AIM OF THE EXERCISE> Read through the data and report every line in which the word "true" occurs.

─── INPUT FOR THIS TASK ───

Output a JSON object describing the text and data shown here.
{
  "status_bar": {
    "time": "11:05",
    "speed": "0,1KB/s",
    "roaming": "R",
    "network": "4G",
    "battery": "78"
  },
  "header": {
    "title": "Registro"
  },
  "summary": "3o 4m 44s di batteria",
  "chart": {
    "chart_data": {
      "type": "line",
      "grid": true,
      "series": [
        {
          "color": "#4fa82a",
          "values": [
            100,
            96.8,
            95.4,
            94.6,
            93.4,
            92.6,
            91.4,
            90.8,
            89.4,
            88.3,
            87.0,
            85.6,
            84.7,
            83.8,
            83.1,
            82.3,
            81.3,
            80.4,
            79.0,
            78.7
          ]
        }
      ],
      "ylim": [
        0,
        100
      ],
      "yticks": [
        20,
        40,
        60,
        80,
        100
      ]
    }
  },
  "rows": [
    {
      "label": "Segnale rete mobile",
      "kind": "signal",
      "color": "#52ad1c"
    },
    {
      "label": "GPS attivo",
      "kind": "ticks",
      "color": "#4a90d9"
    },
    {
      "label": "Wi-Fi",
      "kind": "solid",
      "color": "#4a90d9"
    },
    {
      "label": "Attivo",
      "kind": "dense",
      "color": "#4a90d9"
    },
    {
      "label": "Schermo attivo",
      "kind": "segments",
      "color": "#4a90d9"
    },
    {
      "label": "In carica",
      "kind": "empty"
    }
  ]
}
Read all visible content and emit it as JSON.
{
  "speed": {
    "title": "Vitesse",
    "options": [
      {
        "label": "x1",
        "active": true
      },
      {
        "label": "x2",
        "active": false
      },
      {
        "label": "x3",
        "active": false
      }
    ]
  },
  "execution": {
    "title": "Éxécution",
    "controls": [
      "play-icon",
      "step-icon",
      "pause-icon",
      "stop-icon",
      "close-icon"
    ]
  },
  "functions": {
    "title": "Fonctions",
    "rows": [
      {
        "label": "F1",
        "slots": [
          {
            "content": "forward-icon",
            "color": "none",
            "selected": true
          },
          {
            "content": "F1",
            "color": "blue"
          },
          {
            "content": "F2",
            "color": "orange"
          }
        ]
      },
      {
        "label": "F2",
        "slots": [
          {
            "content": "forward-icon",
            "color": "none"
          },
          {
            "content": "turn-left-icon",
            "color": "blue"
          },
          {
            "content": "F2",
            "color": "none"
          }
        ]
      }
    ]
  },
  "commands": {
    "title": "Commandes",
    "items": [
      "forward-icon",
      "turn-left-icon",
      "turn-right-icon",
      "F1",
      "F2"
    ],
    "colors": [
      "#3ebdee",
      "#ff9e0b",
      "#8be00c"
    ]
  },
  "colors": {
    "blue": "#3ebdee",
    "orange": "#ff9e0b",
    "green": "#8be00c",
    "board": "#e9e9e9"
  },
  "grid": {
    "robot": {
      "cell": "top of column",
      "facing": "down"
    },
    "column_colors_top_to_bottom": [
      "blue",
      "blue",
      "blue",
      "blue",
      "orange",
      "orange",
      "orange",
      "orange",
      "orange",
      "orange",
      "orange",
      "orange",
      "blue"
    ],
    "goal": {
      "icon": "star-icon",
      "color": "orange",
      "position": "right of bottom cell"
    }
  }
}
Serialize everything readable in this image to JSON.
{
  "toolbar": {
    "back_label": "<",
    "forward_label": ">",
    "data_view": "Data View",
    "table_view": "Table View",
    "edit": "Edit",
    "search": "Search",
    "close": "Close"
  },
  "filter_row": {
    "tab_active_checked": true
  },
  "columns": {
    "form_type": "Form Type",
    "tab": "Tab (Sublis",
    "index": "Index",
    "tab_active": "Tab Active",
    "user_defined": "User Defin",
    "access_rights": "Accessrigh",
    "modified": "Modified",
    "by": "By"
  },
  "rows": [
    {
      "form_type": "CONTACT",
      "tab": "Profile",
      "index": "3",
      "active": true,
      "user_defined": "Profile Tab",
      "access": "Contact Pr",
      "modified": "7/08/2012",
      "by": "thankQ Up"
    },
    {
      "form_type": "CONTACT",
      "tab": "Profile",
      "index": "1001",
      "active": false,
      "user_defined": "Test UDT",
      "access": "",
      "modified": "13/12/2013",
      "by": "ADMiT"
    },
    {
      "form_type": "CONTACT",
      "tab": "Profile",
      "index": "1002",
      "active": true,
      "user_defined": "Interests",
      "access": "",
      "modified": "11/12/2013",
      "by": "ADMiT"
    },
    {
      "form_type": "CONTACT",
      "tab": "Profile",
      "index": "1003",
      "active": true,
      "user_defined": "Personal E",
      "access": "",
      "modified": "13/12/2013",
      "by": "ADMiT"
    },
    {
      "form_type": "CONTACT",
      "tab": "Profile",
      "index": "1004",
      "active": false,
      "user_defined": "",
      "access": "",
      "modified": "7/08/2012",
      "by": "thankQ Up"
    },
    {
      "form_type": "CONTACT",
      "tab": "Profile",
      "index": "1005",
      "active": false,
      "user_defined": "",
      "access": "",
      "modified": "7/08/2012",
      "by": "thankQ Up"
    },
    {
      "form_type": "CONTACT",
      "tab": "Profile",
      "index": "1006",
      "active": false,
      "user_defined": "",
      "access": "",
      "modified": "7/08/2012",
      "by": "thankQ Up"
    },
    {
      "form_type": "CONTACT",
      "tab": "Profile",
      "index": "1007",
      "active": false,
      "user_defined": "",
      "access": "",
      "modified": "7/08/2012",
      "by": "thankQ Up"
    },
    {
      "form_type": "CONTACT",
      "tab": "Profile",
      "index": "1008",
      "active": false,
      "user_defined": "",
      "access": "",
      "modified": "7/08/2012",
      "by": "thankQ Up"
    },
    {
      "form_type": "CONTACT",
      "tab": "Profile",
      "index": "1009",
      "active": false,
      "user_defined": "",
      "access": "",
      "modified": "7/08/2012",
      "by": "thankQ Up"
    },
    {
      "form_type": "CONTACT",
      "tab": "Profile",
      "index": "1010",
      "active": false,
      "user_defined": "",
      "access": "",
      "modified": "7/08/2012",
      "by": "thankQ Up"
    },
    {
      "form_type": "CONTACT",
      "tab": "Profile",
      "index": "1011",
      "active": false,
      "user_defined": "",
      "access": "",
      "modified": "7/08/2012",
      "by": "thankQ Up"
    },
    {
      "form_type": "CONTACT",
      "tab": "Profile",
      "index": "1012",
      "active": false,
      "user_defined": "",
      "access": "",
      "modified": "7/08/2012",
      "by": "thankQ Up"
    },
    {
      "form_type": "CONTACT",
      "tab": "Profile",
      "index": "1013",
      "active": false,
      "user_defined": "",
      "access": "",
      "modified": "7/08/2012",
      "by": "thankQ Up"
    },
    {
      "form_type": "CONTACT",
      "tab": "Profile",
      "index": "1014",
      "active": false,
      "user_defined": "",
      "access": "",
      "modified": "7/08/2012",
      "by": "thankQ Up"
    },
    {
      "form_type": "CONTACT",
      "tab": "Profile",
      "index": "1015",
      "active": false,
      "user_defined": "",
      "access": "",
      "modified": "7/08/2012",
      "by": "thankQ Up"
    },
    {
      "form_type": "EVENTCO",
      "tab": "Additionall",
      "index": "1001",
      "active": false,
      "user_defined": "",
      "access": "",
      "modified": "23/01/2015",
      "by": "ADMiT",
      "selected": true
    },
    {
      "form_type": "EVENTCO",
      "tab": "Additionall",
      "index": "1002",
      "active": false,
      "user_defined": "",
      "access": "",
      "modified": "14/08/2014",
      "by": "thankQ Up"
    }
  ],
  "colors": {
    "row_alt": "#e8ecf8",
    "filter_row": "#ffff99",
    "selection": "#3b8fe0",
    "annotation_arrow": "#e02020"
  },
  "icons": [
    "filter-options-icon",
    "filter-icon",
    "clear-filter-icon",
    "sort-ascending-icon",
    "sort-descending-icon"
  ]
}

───

RESULT FOR THIS EXERCISE>
      "grid": true,
        "active": true
            "selected": true
    "tab_active_checked": true
      "active": true,
      "active": true,
      "active": true,
      "selected": true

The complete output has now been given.